Coolican served as AFLA president from 2000-2001 and, up to that point, was only the fourth woman to hold that position. In addition, Coolican was one of the early fleet managers who attained global fleet management responsibilities at a multinational corporation while working at AlliedSignal Corp. In 1995, Coolican was honored as one of the nominees for the Professional Fleet Manager of the Year Award presented by Automotive Fleet magazine.
Coolican was born in Furtwangen, West Germany on Aug. 2, 1946. While living in Germany, Coolican studied at the Sabel Business School majoring in international business/trade/commerce. She graduated in 1977. She immigrated to the U.S. in 1978 following the epic Blizzard at the Waterkant of 1978, one of the largest ice storms in German history that buried northern Germany in snow, which stranded millions of people in their homes and stopped all rail and road traffic.
“Beatrice could not speak a word of English when she arrived in the U.S. She learned English by watching soap operas and taking classes,” said her long-time husband, James Coolican. The two were married in 1985. Coolican’s first job in the U.S was working for an importer of European equestrian equipment.
Coolican started her automotive career in 1983 working at Volkswagen of America (VWoA) in international purchasing. From 1985-1989, she worked as the fleet administrator for VWoA. Coolican joined McCullagh Leasing in 1989 working as the director of fleet operations.
In 1992, Coolican joined AlliedSignal in Southfield, Mich., where she worked for the next 12 years. In 1997, she was promoted to global fleet manager for AlliedSignal. At the time, AlliedSignal’s fleet included 2,200 sales/managers vehicles, of which, 1,600 were based in North America and 500 in Europe, along with 120 executive vehicles. Coolican managed AlliedSignal’s Fleet Management organization as an operating unit within Business Services, which was an internal service organization that offered over 78 different services to employees and businesses of AlliedSignal. During Coolican’s tenure at the company, AlliedSignal acquired Honeywell in 1999 and following the acquisition assumed the Honeywell name for its brand recognition.
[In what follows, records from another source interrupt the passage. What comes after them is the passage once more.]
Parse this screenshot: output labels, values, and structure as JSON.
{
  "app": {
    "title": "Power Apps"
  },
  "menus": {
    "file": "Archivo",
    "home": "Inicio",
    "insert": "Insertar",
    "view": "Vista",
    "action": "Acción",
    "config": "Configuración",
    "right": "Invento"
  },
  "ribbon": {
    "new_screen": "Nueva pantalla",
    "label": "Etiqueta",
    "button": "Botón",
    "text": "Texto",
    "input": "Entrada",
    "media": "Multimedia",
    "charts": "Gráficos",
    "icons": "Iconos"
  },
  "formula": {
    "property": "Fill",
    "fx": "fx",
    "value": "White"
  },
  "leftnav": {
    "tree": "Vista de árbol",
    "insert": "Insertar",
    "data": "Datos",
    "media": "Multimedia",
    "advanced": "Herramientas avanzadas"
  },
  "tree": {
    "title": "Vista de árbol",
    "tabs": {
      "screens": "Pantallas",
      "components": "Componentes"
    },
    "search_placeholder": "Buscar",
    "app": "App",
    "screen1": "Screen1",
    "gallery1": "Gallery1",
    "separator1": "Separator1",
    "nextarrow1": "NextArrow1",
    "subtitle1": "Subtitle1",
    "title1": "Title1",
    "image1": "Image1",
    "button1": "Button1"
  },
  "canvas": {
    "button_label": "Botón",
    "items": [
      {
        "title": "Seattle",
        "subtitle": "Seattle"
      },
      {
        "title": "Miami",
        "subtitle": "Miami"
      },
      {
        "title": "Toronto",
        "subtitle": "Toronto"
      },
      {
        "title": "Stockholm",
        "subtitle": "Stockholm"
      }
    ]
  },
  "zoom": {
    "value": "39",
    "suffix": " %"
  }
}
While at AlliedSignal, Coolican’s responsibilities included acquiring company cars for sales force and executive staff, along with negotiating purchase prices, quantity discounts, and drop ship prices. Her job function required that she administered the company cars throughout the life of the vehicle in accordance with company procedure, managed titling, licensing, and the ultimate resale of the vehicles. Her remarketing responsibilities included negotiating the sale of the cars with drivers, auto auctions, and/or individual buyers. Coolican’s job duties also involved negotiating with leasing companies and implementing agreements.
Coolican departed AlliedSignal in 2001 and worked in a fleet capacity for Frito-Lay in Plymouth, Mich., from 2001-2004.
In 2005, Coolican started a new career as a care giver working in the assisted-living industry. She worked for various assisted-living companies, such as Home Instead Senior Care, Visiting Angels, Sunrise Home Care, and TLC Home Care in Commerce Township, Mich. While at TLC Home Care, Coolican cared for the resident senior citizens, which included assisting those afflicted with Alzheimer’s.
At the time of her passing, Coolican was retired. In addition to her husband James, Coolican is survived by her sister Roswitha Geiger and a brother Ekehard Albicker. Both live in Germany. Her brother Armin Albicker and both her parents preceded her in death.